> **Directions**: Write out the entries exactly, leaving out every picture.

START Records for this exercise

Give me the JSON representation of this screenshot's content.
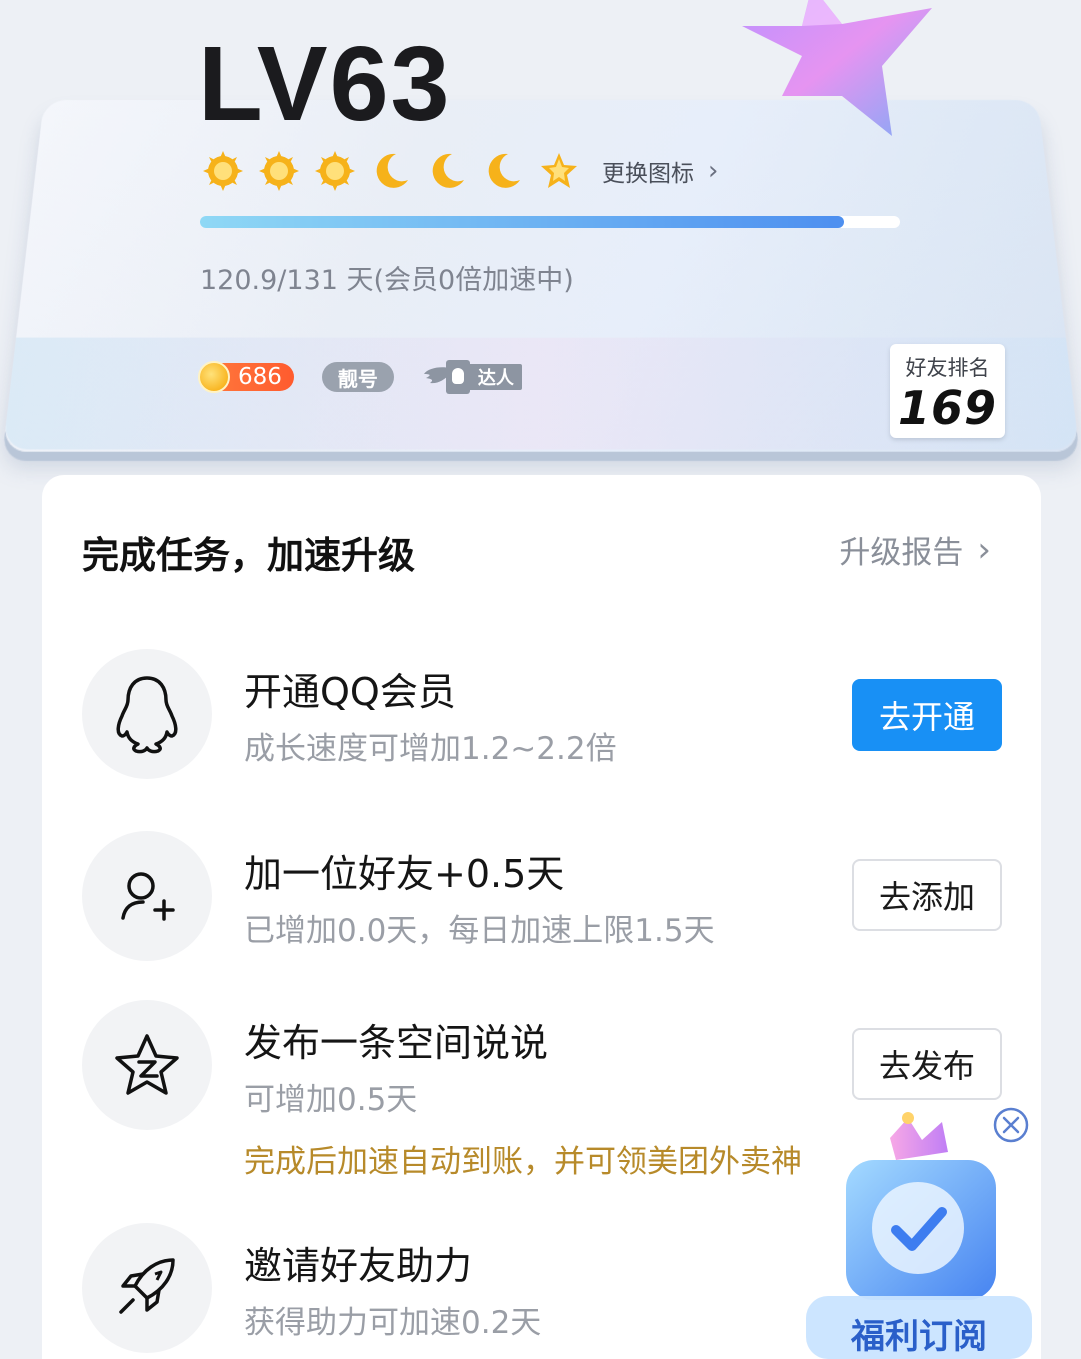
{
  "level": {
    "title": "LV63",
    "change_icon_label": "更换图标",
    "progress_fraction": 0.92,
    "days_text": "120.9/131 天(会员0倍加速中)",
    "icons": [
      "sun-icon",
      "sun-icon",
      "sun-icon",
      "moon-icon",
      "moon-icon",
      "moon-icon",
      "star-icon"
    ]
  },
  "badges": {
    "coin_value": "686",
    "pretty_label": "靓号",
    "master_label": "达人"
  },
  "friend_rank": {
    "label": "好友排名",
    "value": "169"
  },
  "tasks_panel": {
    "title": "完成任务，加速升级",
    "report_label": "升级报告"
  },
  "tasks": [
    {
      "title": "开通QQ会员",
      "subtitle": "成长速度可增加1.2~2.2倍",
      "button": "去开通",
      "icon": "penguin-icon"
    },
    {
      "title": "加一位好友+0.5天",
      "subtitle": "已增加0.0天，每日加速上限1.5天",
      "button": "去添加",
      "icon": "add-friend-icon"
    },
    {
      "title": "发布一条空间说说",
      "subtitle": "可增加0.5天",
      "note": "完成后加速自动到账，并可领美团外卖神",
      "button": "去发布",
      "icon": "qzone-star-icon"
    },
    {
      "title": "邀请好友助力",
      "subtitle": "获得助力可加速0.2天",
      "icon": "rocket-icon"
    }
  ],
  "promo": {
    "label": "福利订阅"
  },
  "colors": {
    "primary": "#1890f5",
    "note": "#b78a2a",
    "background": "#edf0f5"
  }
}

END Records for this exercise

> **Exercise solution**:
Give me the JSON representation of this screenshot's content.
{
  "level": {
    "title": "LV63",
    "change_icon_label": "更换图标",
    "progress_fraction": 0.92,
    "days_text": "120.9/131 天(会员0倍加速中)",
    "icons": [
      "sun-icon",
      "sun-icon",
      "sun-icon",
      "moon-icon",
      "moon-icon",
      "moon-icon",
      "star-icon"
    ]
  },
  "badges": {
    "coin_value": "686",
    "pretty_label": "靓号",
    "master_label": "达人"
  },
  "friend_rank": {
    "label": "好友排名",
    "value": "169"
  },
  "tasks_panel": {
    "title": "完成任务，加速升级",
    "report_label": "升级报告"
  },
  "tasks": [
    {
      "title": "开通QQ会员",
      "subtitle": "成长速度可增加1.2~2.2倍",
      "button": "去开通",
      "icon": "penguin-icon"
    },
    {
      "title": "加一位好友+0.5天",
      "subtitle": "已增加0.0天，每日加速上限1.5天",
      "button": "去添加",
      "icon": "add-friend-icon"
    },
    {
      "title": "发布一条空间说说",
      "subtitle": "可增加0.5天",
      "note": "完成后加速自动到账，并可领美团外卖神",
      "button": "去发布",
      "icon": "qzone-star-icon"
    },
    {
      "title": "邀请好友助力",
      "subtitle": "获得助力可加速0.2天",
      "icon": "rocket-icon"
    }
  ],
  "promo": {
    "label": "福利订阅"
  },
  "colors": {
    "primary": "#1890f5",
    "note": "#b78a2a",
    "background": "#edf0f5"
  }
}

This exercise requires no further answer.